CAUTION:  Many doctors are still very cautious about the safety of HRT, because they know that if a patient gets prostate cancer, reducing testosterone is one of the proven, time-tested treatment protocols.  In other words, if you have prostate cancer, testosterone exacerbates and accelerates it progression.  However, most doctors do regular prostate exams along with PSA screening and, therefore, feel they can avoid putting patients on testosterone if they already have a latent cancer.

In fact, from all we know at this point, it looks like the real risk is not going on testosterone therapy if you have low testosterone. One study, for example, found that testosterone therapy actually lowered PSA levels and decreased most of the major symptoms of an enlarged prostate. [5] And, as I mentioned, low testosterone is tied to a number of serious medical conditions.
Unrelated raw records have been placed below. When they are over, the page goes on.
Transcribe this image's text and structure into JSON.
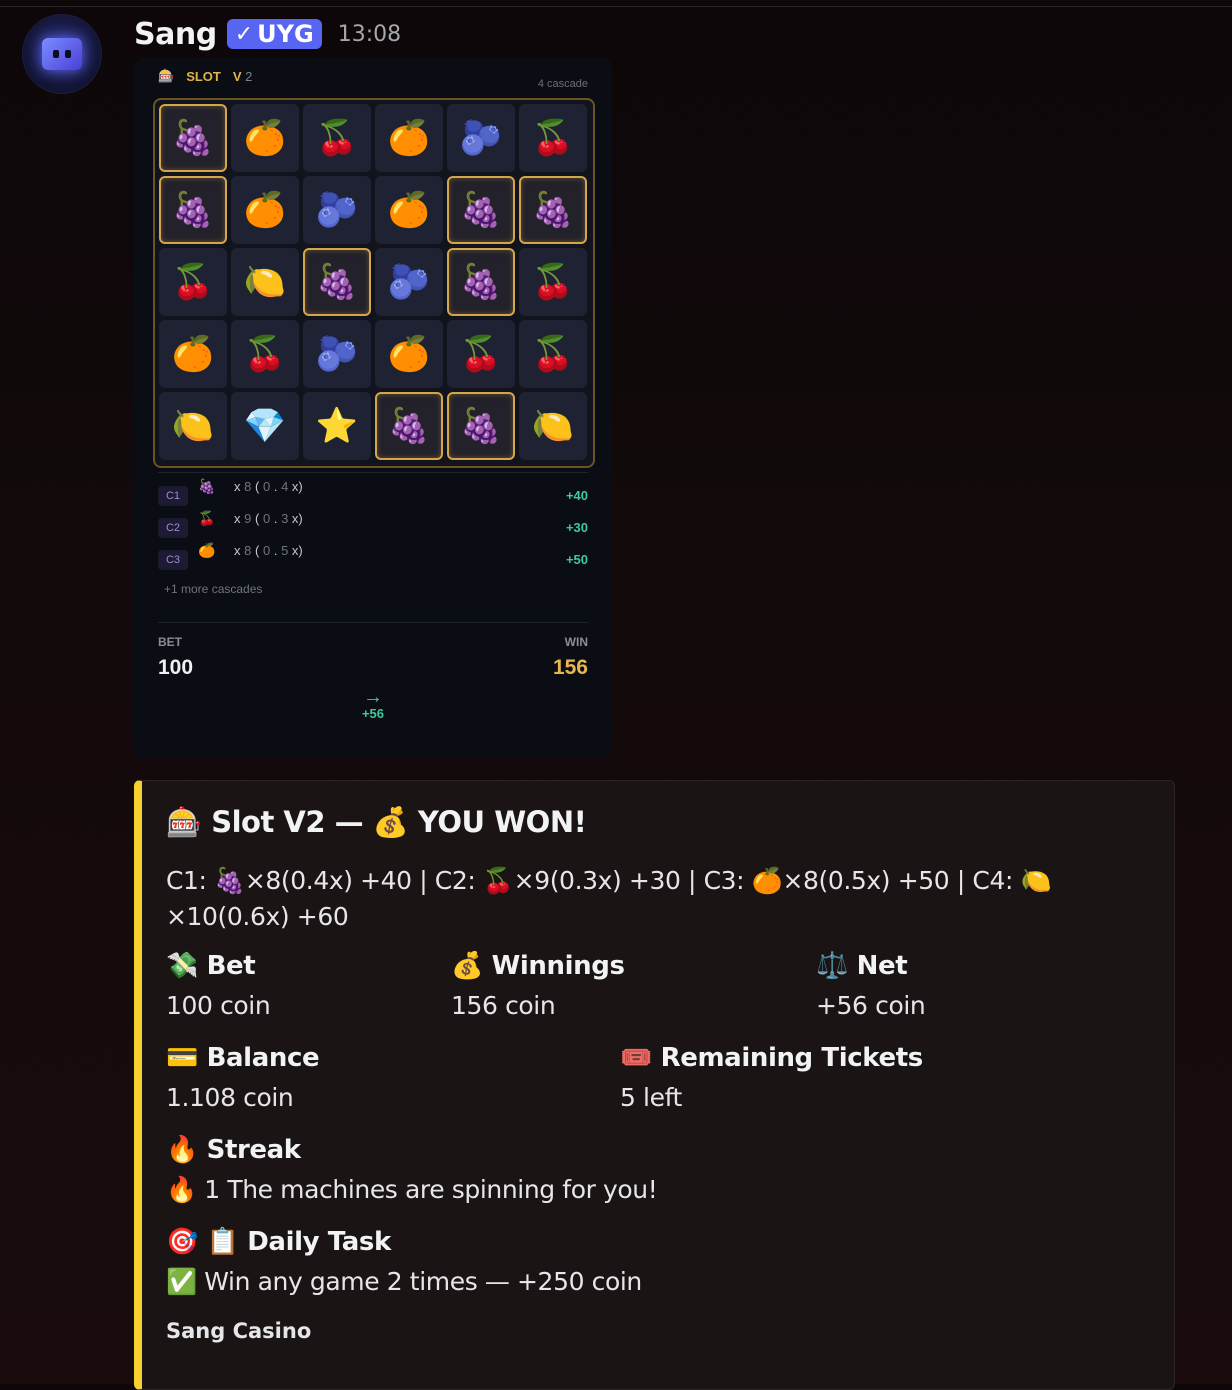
{
  "message": {
    "username": "Sang",
    "badge": "UYG",
    "timestamp": "13:08"
  },
  "slot": {
    "title": "SLOT",
    "version_prefix": "V",
    "version_num": "2",
    "cascade_text": "4 cascade",
    "grid": [
      [
        "grape",
        "orange",
        "cherry",
        "orange",
        "blueberry",
        "cherry"
      ],
      [
        "grape",
        "orange",
        "blueberry",
        "orange",
        "grape",
        "grape"
      ],
      [
        "cherry",
        "lemon",
        "grape",
        "blueberry",
        "grape",
        "cherry"
      ],
      [
        "orange",
        "cherry",
        "blueberry",
        "orange",
        "cherry",
        "cherry"
      ],
      [
        "lemon",
        "diamond",
        "star",
        "grape",
        "grape",
        "lemon"
      ]
    ],
    "highlighted": [
      [
        true,
        false,
        false,
        false,
        false,
        false
      ],
      [
        true,
        false,
        false,
        false,
        true,
        true
      ],
      [
        false,
        false,
        true,
        false,
        true,
        false
      ],
      [
        false,
        false,
        false,
        false,
        false,
        false
      ],
      [
        false,
        false,
        false,
        true,
        true,
        false
      ]
    ],
    "symbols": {
      "grape": "🍇",
      "orange": "🍊",
      "cherry": "🍒",
      "blueberry": "🫐",
      "lemon": "🍋",
      "diamond": "💎",
      "star": "⭐"
    },
    "cascades": [
      {
        "tag": "C1",
        "emoji": "🍇",
        "x": "x",
        "count": "8",
        "open": "(",
        "mult_a": "0",
        "dot": ".",
        "mult_b": "4",
        "close": "x)",
        "win": "+40"
      },
      {
        "tag": "C2",
        "emoji": "🍒",
        "x": "x",
        "count": "9",
        "open": "(",
        "mult_a": "0",
        "dot": ".",
        "mult_b": "3",
        "close": "x)",
        "win": "+30"
      },
      {
        "tag": "C3",
        "emoji": "🍊",
        "x": "x",
        "count": "8",
        "open": "(",
        "mult_a": "0",
        "dot": ".",
        "mult_b": "5",
        "close": "x)",
        "win": "+50"
      }
    ],
    "more_text": "+1 more cascades",
    "bet_label": "BET",
    "bet_value": "100",
    "win_label": "WIN",
    "win_value": "156",
    "arrow": "→",
    "net_value": "+56"
  },
  "embed": {
    "accent_color": "#f6d02e",
    "title": "🎰 Slot V2 — 💰 YOU WON!",
    "description": "C1: 🍇×8(0.4x) +40 | C2: 🍒×9(0.3x) +30 | C3: 🍊×8(0.5x) +50 | C4: 🍋×10(0.6x) +60",
    "fields": {
      "bet": {
        "name": "💸 Bet",
        "value": "100 coin"
      },
      "winnings": {
        "name": "💰 Winnings",
        "value": "156 coin"
      },
      "net": {
        "name": "⚖️ Net",
        "value": "+56 coin"
      },
      "balance": {
        "name": "💳 Balance",
        "value": "1.108 coin"
      },
      "tickets": {
        "name": "🎟️ Remaining Tickets",
        "value": "5 left"
      },
      "streak": {
        "name": "🔥 Streak",
        "value": "🔥 1 The machines are spinning for you!"
      },
      "daily": {
        "name": "🎯 📋 Daily Task",
        "value": "✅ Win any game 2 times — +250 coin"
      }
    },
    "footer": "Sang Casino"
  }
}
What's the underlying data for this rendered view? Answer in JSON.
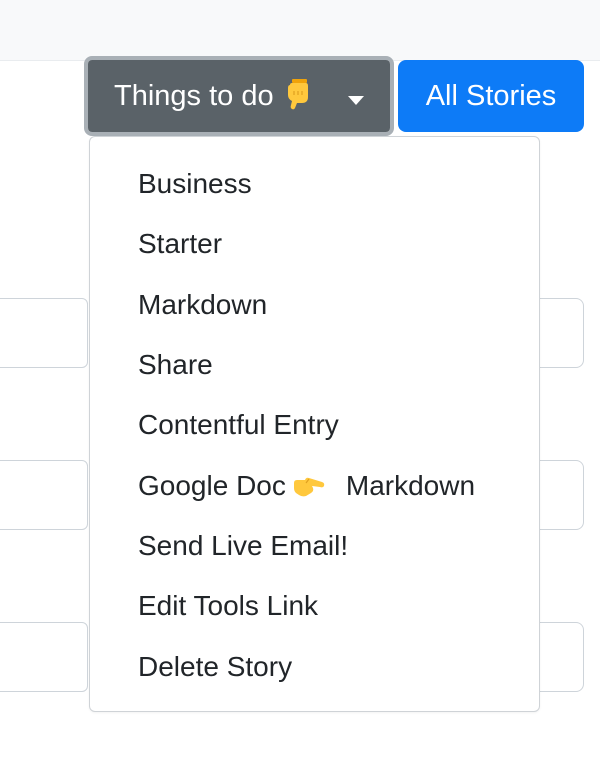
{
  "toolbar": {
    "dropdown_label": "Things to do",
    "dropdown_icon": "backhand-index-pointing-down",
    "all_stories_label": "All Stories"
  },
  "menu": {
    "items": [
      {
        "label": "Business"
      },
      {
        "label": "Starter"
      },
      {
        "label": "Markdown"
      },
      {
        "label": "Share"
      },
      {
        "label": "Contentful Entry"
      },
      {
        "label_before": "Google Doc",
        "icon": "backhand-index-pointing-right",
        "label_after": "Markdown"
      },
      {
        "label": "Send Live Email!"
      },
      {
        "label": "Edit Tools Link"
      },
      {
        "label": "Delete Story"
      }
    ]
  },
  "colors": {
    "dropdown_bg": "#5a6268",
    "dropdown_focus_ring": "#a9b0b6",
    "primary_button": "#0d7bf7",
    "menu_border": "#cfd3d7",
    "text": "#212529"
  }
}
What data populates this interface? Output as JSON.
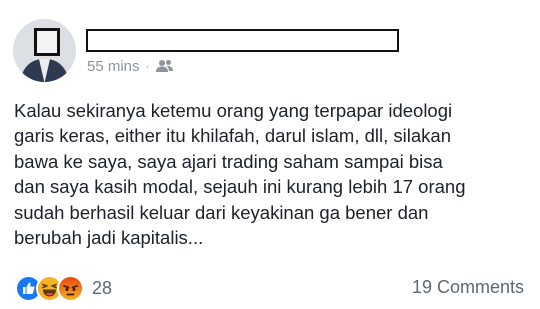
{
  "post": {
    "timestamp": "55 mins",
    "separator": "·",
    "privacy_icon": "friends-icon",
    "body": "Kalau sekiranya ketemu orang yang terpapar ideologi\ngaris keras, either itu khilafah, darul islam, dll, silakan\nbawa ke saya, saya ajari trading saham sampai bisa\ndan saya kasih modal, sejauh ini kurang lebih 17 orang\nsudah berhasil keluar dari keyakinan ga bener dan\nberubah jadi kapitalis..."
  },
  "footer": {
    "reaction_icons": [
      "like-icon",
      "haha-icon",
      "angry-icon"
    ],
    "reaction_count": "28",
    "comments_label": "19 Comments"
  },
  "colors": {
    "like": "#1877f2",
    "haha": "#f7b125",
    "angry": "#e9710f",
    "meta": "#90949c"
  }
}
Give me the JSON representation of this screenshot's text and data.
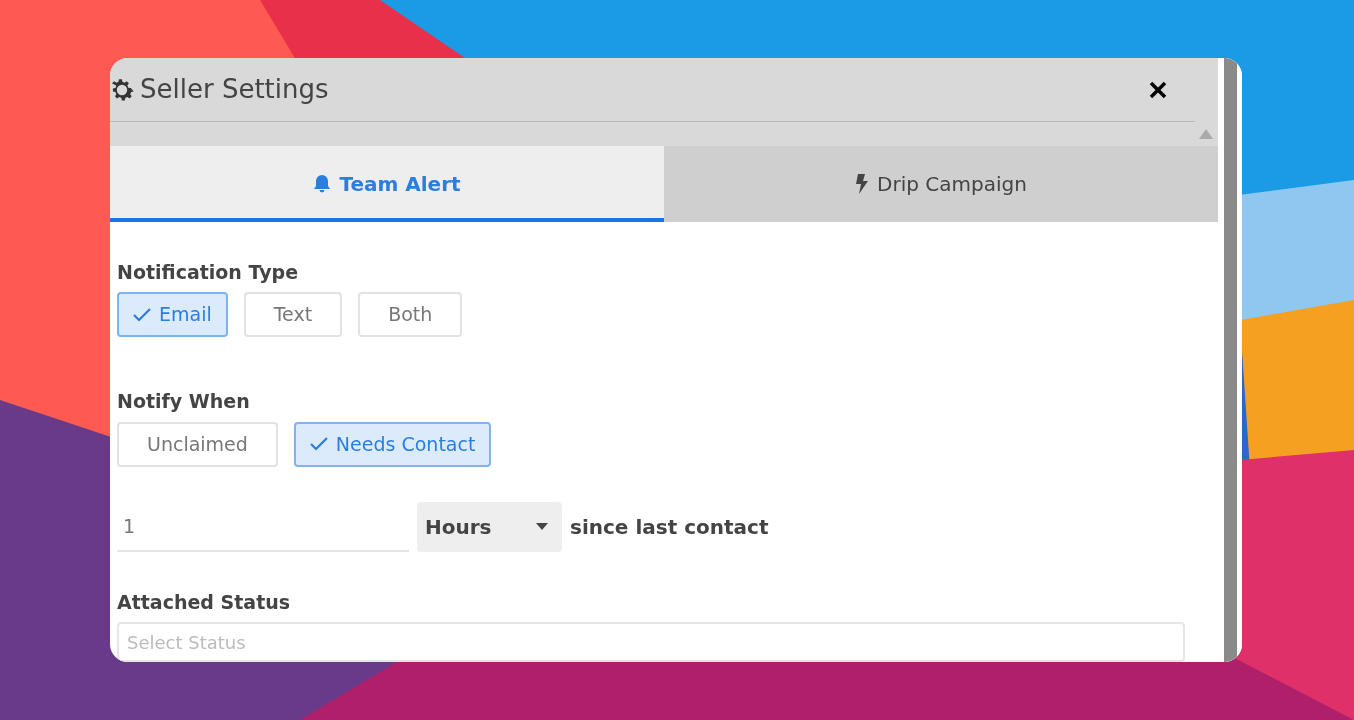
{
  "window": {
    "title": "Seller Settings"
  },
  "tabs": [
    {
      "label": "Team Alert",
      "selected": true
    },
    {
      "label": "Drip Campaign",
      "selected": false
    }
  ],
  "notification_type": {
    "label": "Notification Type",
    "options": [
      {
        "label": "Email",
        "selected": true
      },
      {
        "label": "Text",
        "selected": false
      },
      {
        "label": "Both",
        "selected": false
      }
    ]
  },
  "notify_when": {
    "label": "Notify When",
    "options": [
      {
        "label": "Unclaimed",
        "selected": false
      },
      {
        "label": "Needs Contact",
        "selected": true
      }
    ]
  },
  "delay": {
    "value": "1",
    "unit": "Hours",
    "suffix": "since last contact"
  },
  "attached_status": {
    "label": "Attached Status",
    "placeholder": "Select Status"
  }
}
Furthermore, testosterone therapy will likely help cure, or even permanently cure any Erectile Dysfunction (ED) that you have been experiencing.  For exmaple, one study from Taiwan found that 34% of men with erectile dsyfunction that were unresponsive to Viagra, which is pretty serious impotence, responded well to testosterone supplementation.  And 38% of the man responded to both Viagra and testosterone therapy, so almost three fourths of the men with ED were significantly improved by simply taking testosterone. If you couple testosterone therapy, i.e. hormone replacement therapy, with the advice that I give on boosting nitric oxide here and here, you'll likely feel about twenty years younger in EVERY way.

Testosterone therapy can also improve your memory, brain, cognition and learning.  Yes, testosterone is intimately linked to cerebral function.  Several studies have shown that, in particular, visual spacial skills are tied to testosterone levels.  And hypogonadal (low testosterone) men have been shown in several studies to have lower verbal skills. [2]  You will also likely find that testosterone, and therefore testosterone therapy, improves mental outlook:  low testosterone is correlated to depression, anxiety and other mental struggles.  And by boosting your testosterone levels, you can help reduce your risk for diabetes and many other life-threatening low testosterone maladies.

So what are you waiting for? Get your testosterone read and find out if testosterone therapy is right for you. You can improve your mood, your sex life, your erectile stength and boost your memory and mental abilities.  Yes, it takes several weeks (or even a few months) for testosterone therapy to "take effect":  your tissues must literally rebuild themselves.  However, once those tissues are rebuilt, the difference can be remarkable.  Some of you will feel strongly that the minute you started taking testosterone was the minute you got your life back.

If you are interested, you should read about some of the More Common Side Effects of Testosterone (Hormone Replacement) Therapy and common Methods of Testosterone Delivery (such as gels and injections).  These links should give you a lot of good talking points with your doctor.

 

REFERENCES:

REFERENCES:

1) Mar 25 2004,26(6):30-35

2) Saving Your Brain, Jeff Victoroff, p. 135

3) Clin Endocrin (Ox),1988;28:461-470

4) British J Clin Pharm,2008, 65:253-259

5) Intl J Andrology, 2002 Apr, 25(2):119-25

6) JAMA, 2006 Nov 15, 296(19):2351-61; N Engl J Med, 2004 Jan 29, 350(5):482-92

7) J of the Nat Cancer Inst, 2008, 100(3):170-183, "Endogenous Sex Hormones and Prostate Cancer: A Collaborative Analysis of 18 Prospective Studies"